PORTLAND NEEDS WILLAMETTE WEEK.
NOW WILLAMETTE WEEK NEEDS YOU.

The need for strong, independent local journalism
is more urgent than ever. Please support the city we
love by joining Friends of Willamette Week.

Thirsty Lion Closes In Old Town, Citing Safety Issues, Parking and Harassment of Patrons

It will be replaced by the Alderman's Portland Tavern.

Thirsty Lion sports pub closed its original flagship location in Old Town on Sunday.

The sale of the restaurant will close this week. Its future owners, Derek Stotz and Richard Kelly, plan to open another spot there called Alderman's Portland Tavern.

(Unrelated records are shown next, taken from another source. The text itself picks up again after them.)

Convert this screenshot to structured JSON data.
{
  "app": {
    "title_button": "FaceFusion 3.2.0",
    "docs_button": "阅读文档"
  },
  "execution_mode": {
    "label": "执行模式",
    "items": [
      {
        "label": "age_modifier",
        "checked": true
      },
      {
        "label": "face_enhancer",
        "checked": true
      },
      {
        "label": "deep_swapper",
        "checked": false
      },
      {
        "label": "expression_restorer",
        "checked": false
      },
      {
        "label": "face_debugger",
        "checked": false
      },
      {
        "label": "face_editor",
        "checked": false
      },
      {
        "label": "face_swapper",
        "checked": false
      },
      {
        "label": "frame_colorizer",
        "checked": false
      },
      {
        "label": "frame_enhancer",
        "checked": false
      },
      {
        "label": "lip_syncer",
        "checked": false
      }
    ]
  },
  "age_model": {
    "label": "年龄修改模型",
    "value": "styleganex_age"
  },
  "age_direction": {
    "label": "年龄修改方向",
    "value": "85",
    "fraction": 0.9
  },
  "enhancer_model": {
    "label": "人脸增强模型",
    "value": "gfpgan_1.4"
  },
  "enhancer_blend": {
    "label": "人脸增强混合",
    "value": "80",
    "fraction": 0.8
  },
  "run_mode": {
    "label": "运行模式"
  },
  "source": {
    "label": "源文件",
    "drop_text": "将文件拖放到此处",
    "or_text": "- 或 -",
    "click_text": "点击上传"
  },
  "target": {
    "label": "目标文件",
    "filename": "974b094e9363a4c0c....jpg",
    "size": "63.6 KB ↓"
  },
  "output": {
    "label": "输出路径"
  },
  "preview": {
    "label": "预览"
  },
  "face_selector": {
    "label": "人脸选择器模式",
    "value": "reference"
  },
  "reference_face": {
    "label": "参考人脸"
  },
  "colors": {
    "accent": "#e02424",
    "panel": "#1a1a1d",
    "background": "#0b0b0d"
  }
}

This isn't a sign that Thirsty Lion's in trouble—it's actually expanding. Since founding in 2006, the Portland-based chain of sports-bar gastropubs has expanded to eight locations including spots in Arizona and Colorado, and they're expanding to Texas, with two Dallas-area locations this October and more in the works.

But owner and founder John Plew, who also owns the Grand Central Restaurant and Bowling Lounge, says he's done with Old Town, an area where he's done business for over 35 years, including at Bar 71 in the same location as Thirsty Lion, and at the Lotus in central downtown.

"You've gotta shoo people off your doorstep, you've got to make sure your bathrooms have codes," says Plew.  "Your guests get harassed on the way out the door."

Plew says the original Old Town location is also a little over half the size of the Thirsty Lions he was able to build in Hillsboro and Tigard, which affects his bottom line. But two other primary concerns were parking and the safety of his patrons—and the liability that an Old Town location incurs.

"I'm taking the company and trying to make it a scalable operation," he says. "It doesn't fit the profile of somewhere we'd currently locate. Think about the McCormick and Schmick's on 1st and Oak. It was there, and then it turned into a national chain."

Plew will remain based in Portland area, but don't expect another location in Portland immediately—Plew cites higher costs of labor as a reason he's looking elsewhere instead of the west coast, and also why he'd avoid the city of Seattle for future Thirsty Lion locations. After Texas, the next city he's looking at is Minneapolis.

"Clearly we're expanding," he says, "but all the restaurants have been in tip credit states, which is the majority of states except for the west coast."

Thirsty Lion said its goodbyes on its Facebook page this morning.